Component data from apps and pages
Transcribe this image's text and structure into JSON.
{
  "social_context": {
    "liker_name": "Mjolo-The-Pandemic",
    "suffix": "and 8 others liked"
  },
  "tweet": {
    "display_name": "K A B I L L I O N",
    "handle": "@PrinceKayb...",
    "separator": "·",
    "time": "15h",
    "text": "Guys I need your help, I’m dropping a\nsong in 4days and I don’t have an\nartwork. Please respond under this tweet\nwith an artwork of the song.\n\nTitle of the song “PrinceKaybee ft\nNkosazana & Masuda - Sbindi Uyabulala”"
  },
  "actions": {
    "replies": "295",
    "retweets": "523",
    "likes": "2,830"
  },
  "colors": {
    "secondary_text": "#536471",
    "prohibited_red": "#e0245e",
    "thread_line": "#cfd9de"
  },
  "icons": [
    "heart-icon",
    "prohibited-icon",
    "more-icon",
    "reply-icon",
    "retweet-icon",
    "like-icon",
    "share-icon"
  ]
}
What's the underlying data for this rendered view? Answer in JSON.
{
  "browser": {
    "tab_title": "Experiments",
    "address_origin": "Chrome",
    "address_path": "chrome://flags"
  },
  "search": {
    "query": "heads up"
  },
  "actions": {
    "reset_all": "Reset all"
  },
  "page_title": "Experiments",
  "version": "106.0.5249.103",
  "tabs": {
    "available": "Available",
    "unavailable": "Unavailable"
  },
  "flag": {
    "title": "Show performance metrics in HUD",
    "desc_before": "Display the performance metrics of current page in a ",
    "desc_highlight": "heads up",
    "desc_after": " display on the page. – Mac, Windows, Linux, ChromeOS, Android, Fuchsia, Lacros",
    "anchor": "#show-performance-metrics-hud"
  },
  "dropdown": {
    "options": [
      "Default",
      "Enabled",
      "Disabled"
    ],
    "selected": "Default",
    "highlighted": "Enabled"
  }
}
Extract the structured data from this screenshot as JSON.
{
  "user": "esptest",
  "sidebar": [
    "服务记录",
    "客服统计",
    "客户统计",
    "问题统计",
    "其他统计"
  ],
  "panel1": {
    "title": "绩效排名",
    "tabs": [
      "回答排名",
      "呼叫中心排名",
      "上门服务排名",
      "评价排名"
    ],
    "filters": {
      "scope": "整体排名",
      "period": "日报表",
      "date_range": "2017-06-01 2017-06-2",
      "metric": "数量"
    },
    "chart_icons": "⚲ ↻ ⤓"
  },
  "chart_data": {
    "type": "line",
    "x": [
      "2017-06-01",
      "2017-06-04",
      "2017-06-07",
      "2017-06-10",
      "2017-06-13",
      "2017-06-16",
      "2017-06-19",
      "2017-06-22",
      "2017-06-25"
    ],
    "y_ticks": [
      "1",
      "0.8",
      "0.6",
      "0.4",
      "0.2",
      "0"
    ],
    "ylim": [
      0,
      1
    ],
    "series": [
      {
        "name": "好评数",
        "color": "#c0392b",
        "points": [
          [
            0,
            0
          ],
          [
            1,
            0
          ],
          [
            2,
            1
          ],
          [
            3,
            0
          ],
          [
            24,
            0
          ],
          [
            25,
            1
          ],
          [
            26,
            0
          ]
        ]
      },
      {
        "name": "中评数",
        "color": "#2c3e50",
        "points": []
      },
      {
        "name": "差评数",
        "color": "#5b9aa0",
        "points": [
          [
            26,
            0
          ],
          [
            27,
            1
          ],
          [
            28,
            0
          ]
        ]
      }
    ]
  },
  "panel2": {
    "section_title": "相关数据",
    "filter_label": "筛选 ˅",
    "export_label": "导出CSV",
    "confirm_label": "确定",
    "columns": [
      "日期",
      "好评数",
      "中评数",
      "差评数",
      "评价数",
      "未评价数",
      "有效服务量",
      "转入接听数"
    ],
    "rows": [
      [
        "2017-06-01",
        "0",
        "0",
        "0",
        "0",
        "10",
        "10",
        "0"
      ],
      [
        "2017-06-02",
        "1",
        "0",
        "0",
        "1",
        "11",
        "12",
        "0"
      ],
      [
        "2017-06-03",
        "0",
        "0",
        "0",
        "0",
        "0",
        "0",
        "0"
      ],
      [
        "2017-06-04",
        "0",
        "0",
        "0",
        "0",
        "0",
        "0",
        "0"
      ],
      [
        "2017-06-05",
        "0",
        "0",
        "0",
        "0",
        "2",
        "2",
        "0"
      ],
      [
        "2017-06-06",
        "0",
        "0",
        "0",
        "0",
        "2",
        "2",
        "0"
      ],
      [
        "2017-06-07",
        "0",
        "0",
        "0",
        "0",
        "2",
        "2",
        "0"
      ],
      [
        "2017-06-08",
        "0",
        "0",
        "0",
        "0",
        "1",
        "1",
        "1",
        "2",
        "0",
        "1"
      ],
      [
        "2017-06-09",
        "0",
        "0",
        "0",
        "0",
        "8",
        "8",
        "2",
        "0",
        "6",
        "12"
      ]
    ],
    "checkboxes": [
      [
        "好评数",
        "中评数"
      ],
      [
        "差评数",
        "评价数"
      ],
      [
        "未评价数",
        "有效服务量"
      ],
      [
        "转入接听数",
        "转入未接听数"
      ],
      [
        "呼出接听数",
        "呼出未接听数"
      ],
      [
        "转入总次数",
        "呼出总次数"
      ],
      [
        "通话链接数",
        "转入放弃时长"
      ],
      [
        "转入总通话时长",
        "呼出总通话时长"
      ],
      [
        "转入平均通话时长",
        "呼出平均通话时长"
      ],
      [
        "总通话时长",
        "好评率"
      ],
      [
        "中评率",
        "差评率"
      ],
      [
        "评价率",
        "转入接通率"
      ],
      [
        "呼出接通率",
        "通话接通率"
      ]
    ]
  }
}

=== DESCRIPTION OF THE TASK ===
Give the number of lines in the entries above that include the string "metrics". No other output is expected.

=== RESULT OF THE TASK ===
3